# Aim of the task:
In your copy of the entries, please include no pictures and return every word exactly.
Record extracts Start Marker
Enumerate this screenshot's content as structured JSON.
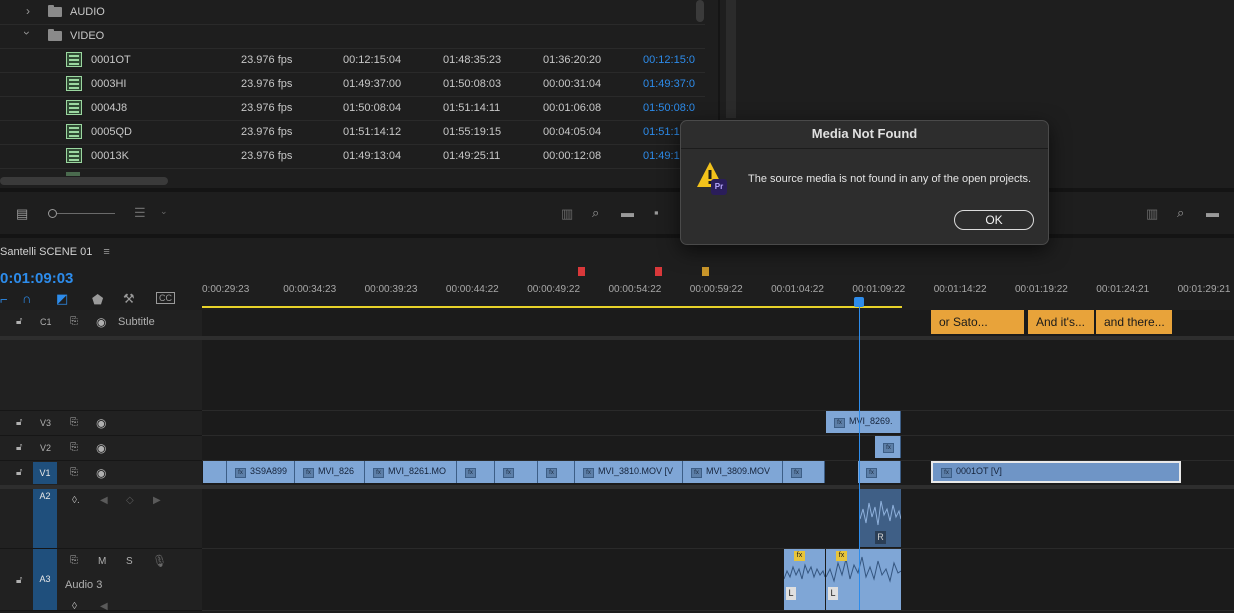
{
  "project": {
    "folders": [
      {
        "name": "AUDIO",
        "expanded": false
      },
      {
        "name": "VIDEO",
        "expanded": true
      }
    ],
    "items": [
      {
        "name": "0001OT",
        "fps": "23.976 fps",
        "start": "00:12:15:04",
        "end": "01:48:35:23",
        "duration": "01:36:20:20",
        "in": "00:12:15:0"
      },
      {
        "name": "0003HI",
        "fps": "23.976 fps",
        "start": "01:49:37:00",
        "end": "01:50:08:03",
        "duration": "00:00:31:04",
        "in": "01:49:37:0"
      },
      {
        "name": "0004J8",
        "fps": "23.976 fps",
        "start": "01:50:08:04",
        "end": "01:51:14:11",
        "duration": "00:01:06:08",
        "in": "01:50:08:0"
      },
      {
        "name": "0005QD",
        "fps": "23.976 fps",
        "start": "01:51:14:12",
        "end": "01:55:19:15",
        "duration": "00:04:05:04",
        "in": "01:51:1"
      },
      {
        "name": "00013K",
        "fps": "23.976 fps",
        "start": "01:49:13:04",
        "end": "01:49:25:11",
        "duration": "00:00:12:08",
        "in": "01:49:1"
      }
    ]
  },
  "timeline": {
    "sequence_title": "Santelli SCENE 01",
    "menu_icon": "≡",
    "timecode": "0:01:09:03",
    "ruler_ticks": [
      "0:00:29:23",
      "00:00:34:23",
      "00:00:39:23",
      "00:00:44:22",
      "00:00:49:22",
      "00:00:54:22",
      "00:00:59:22",
      "00:01:04:22",
      "00:01:09:22",
      "00:01:14:22",
      "00:01:19:22",
      "00:01:24:21",
      "00:01:29:21"
    ],
    "markers": [
      {
        "color": "#d9383a"
      },
      {
        "color": "#d9383a"
      },
      {
        "color": "#c9962a"
      }
    ],
    "tracks": {
      "c1": {
        "label": "C1",
        "name": "Subtitle"
      },
      "v3": {
        "label": "V3"
      },
      "v2": {
        "label": "V2"
      },
      "v1": {
        "label": "V1"
      },
      "a2": {
        "label": "A2"
      },
      "a3": {
        "label": "A3",
        "name": "Audio 3",
        "m": "M",
        "s": "S"
      }
    },
    "captions": [
      "or Sato...",
      "And it's...",
      "and there..."
    ],
    "v1_clips": [
      "",
      "3S9A899",
      "MVI_826",
      "MVI_8261.MO",
      "",
      "",
      "",
      "MVI_3810.MOV [V",
      "MVI_3809.MOV",
      "",
      ""
    ],
    "v1_offline_clip": "0001OT [V]",
    "v3_clip": "MVI_8269.",
    "audio_channel_labels": {
      "a2_right": "R",
      "a3_left_1": "L",
      "a3_left_2": "L"
    }
  },
  "dialog": {
    "title": "Media Not Found",
    "message": "The source media is not found in any of the open projects.",
    "ok_label": "OK",
    "app_badge": "Pr"
  },
  "colors": {
    "accent": "#2d8ceb",
    "caption": "#e8a33a",
    "clip": "#7fa6d6",
    "work_area": "#e8d32a"
  }
}
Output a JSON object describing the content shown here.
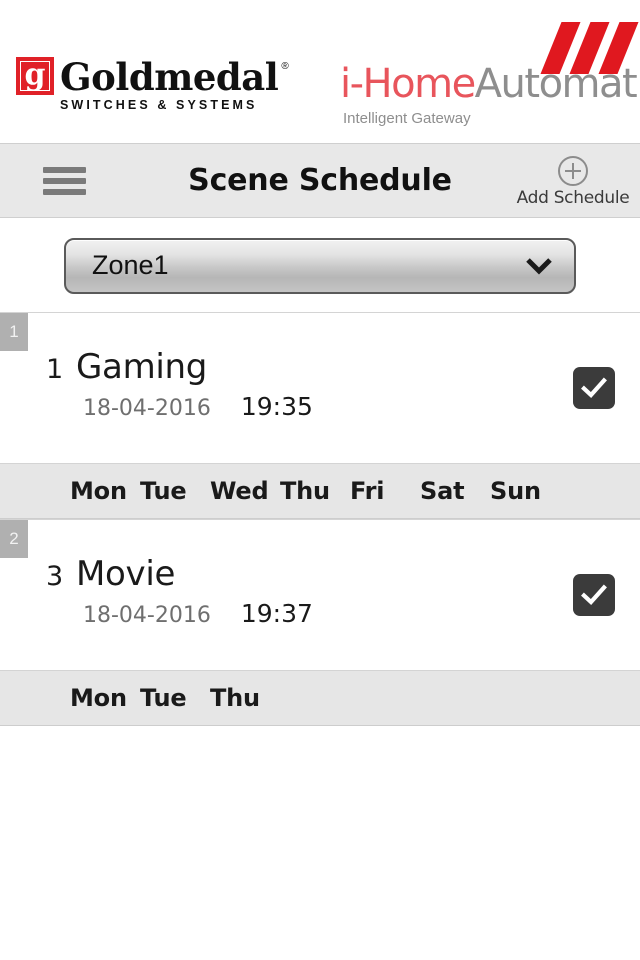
{
  "brand": {
    "goldmedal": {
      "mark_letter": "g",
      "name": "Goldmedal",
      "registered": "®",
      "tagline": "SWITCHES & SYSTEMS",
      "mark_color": "#e02128"
    },
    "ihome": {
      "name_red": "i-Home",
      "name_gray": "Automation",
      "tagline": "Intelligent Gateway",
      "red": "#e8555c",
      "gray": "#8e8e8e",
      "slash_color": "#e0181f"
    }
  },
  "navbar": {
    "menu_icon": "hamburger-icon",
    "title": "Scene Schedule",
    "add_icon": "plus-circle-icon",
    "add_label": "Add Schedule"
  },
  "zone_selector": {
    "selected": "Zone1",
    "chevron_icon": "chevron-down-icon"
  },
  "schedules": [
    {
      "badge": "1",
      "number": "1",
      "name": "Gaming",
      "date": "18-04-2016",
      "time": "19:35",
      "enabled": true,
      "check_icon": "check-icon",
      "days": [
        "Mon",
        "Tue",
        "Wed",
        "Thu",
        "Fri",
        "Sat",
        "Sun"
      ]
    },
    {
      "badge": "2",
      "number": "3",
      "name": "Movie",
      "date": "18-04-2016",
      "time": "19:37",
      "enabled": true,
      "check_icon": "check-icon",
      "days": [
        "Mon",
        "Tue",
        "Thu"
      ]
    }
  ],
  "colors": {
    "navbar_bg": "#e8e8e8",
    "days_bg": "#e6e6e6",
    "checkbox_bg": "#3b3b3b",
    "badge_bg": "#b0b0b0"
  }
}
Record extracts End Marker
# Exercise response:
Enumerate this screenshot's content as structured JSON.
{
  "project": {
    "folders": [
      {
        "name": "AUDIO",
        "expanded": false
      },
      {
        "name": "VIDEO",
        "expanded": true
      }
    ],
    "items": [
      {
        "name": "0001OT",
        "fps": "23.976 fps",
        "start": "00:12:15:04",
        "end": "01:48:35:23",
        "duration": "01:36:20:20",
        "in": "00:12:15:0"
      },
      {
        "name": "0003HI",
        "fps": "23.976 fps",
        "start": "01:49:37:00",
        "end": "01:50:08:03",
        "duration": "00:00:31:04",
        "in": "01:49:37:0"
      },
      {
        "name": "0004J8",
        "fps": "23.976 fps",
        "start": "01:50:08:04",
        "end": "01:51:14:11",
        "duration": "00:01:06:08",
        "in": "01:50:08:0"
      },
      {
        "name": "0005QD",
        "fps": "23.976 fps",
        "start": "01:51:14:12",
        "end": "01:55:19:15",
        "duration": "00:04:05:04",
        "in": "01:51:1"
      },
      {
        "name": "00013K",
        "fps": "23.976 fps",
        "start": "01:49:13:04",
        "end": "01:49:25:11",
        "duration": "00:00:12:08",
        "in": "01:49:1"
      }
    ]
  },
  "timeline": {
    "sequence_title": "Santelli SCENE 01",
    "menu_icon": "≡",
    "timecode": "0:01:09:03",
    "ruler_ticks": [
      "0:00:29:23",
      "00:00:34:23",
      "00:00:39:23",
      "00:00:44:22",
      "00:00:49:22",
      "00:00:54:22",
      "00:00:59:22",
      "00:01:04:22",
      "00:01:09:22",
      "00:01:14:22",
      "00:01:19:22",
      "00:01:24:21",
      "00:01:29:21"
    ],
    "markers": [
      {
        "color": "#d9383a"
      },
      {
        "color": "#d9383a"
      },
      {
        "color": "#c9962a"
      }
    ],
    "tracks": {
      "c1": {
        "label": "C1",
        "name": "Subtitle"
      },
      "v3": {
        "label": "V3"
      },
      "v2": {
        "label": "V2"
      },
      "v1": {
        "label": "V1"
      },
      "a2": {
        "label": "A2"
      },
      "a3": {
        "label": "A3",
        "name": "Audio 3",
        "m": "M",
        "s": "S"
      }
    },
    "captions": [
      "or Sato...",
      "And it's...",
      "and there..."
    ],
    "v1_clips": [
      "",
      "3S9A899",
      "MVI_826",
      "MVI_8261.MO",
      "",
      "",
      "",
      "MVI_3810.MOV [V",
      "MVI_3809.MOV",
      "",
      ""
    ],
    "v1_offline_clip": "0001OT [V]",
    "v3_clip": "MVI_8269.",
    "audio_channel_labels": {
      "a2_right": "R",
      "a3_left_1": "L",
      "a3_left_2": "L"
    }
  },
  "dialog": {
    "title": "Media Not Found",
    "message": "The source media is not found in any of the open projects.",
    "ok_label": "OK",
    "app_badge": "Pr"
  },
  "colors": {
    "accent": "#2d8ceb",
    "caption": "#e8a33a",
    "clip": "#7fa6d6",
    "work_area": "#e8d32a"
  }
}
Output a JSON object describing the content shown here.
{
  "brand": {
    "goldmedal": {
      "mark_letter": "g",
      "name": "Goldmedal",
      "registered": "®",
      "tagline": "SWITCHES & SYSTEMS",
      "mark_color": "#e02128"
    },
    "ihome": {
      "name_red": "i-Home",
      "name_gray": "Automation",
      "tagline": "Intelligent Gateway",
      "red": "#e8555c",
      "gray": "#8e8e8e",
      "slash_color": "#e0181f"
    }
  },
  "navbar": {
    "menu_icon": "hamburger-icon",
    "title": "Scene Schedule",
    "add_icon": "plus-circle-icon",
    "add_label": "Add Schedule"
  },
  "zone_selector": {
    "selected": "Zone1",
    "chevron_icon": "chevron-down-icon"
  },
  "schedules": [
    {
      "badge": "1",
      "number": "1",
      "name": "Gaming",
      "date": "18-04-2016",
      "time": "19:35",
      "enabled": true,
      "check_icon": "check-icon",
      "days": [
        "Mon",
        "Tue",
        "Wed",
        "Thu",
        "Fri",
        "Sat",
        "Sun"
      ]
    },
    {
      "badge": "2",
      "number": "3",
      "name": "Movie",
      "date": "18-04-2016",
      "time": "19:37",
      "enabled": true,
      "check_icon": "check-icon",
      "days": [
        "Mon",
        "Tue",
        "Thu"
      ]
    }
  ],
  "colors": {
    "navbar_bg": "#e8e8e8",
    "days_bg": "#e6e6e6",
    "checkbox_bg": "#3b3b3b",
    "badge_bg": "#b0b0b0"
  }
}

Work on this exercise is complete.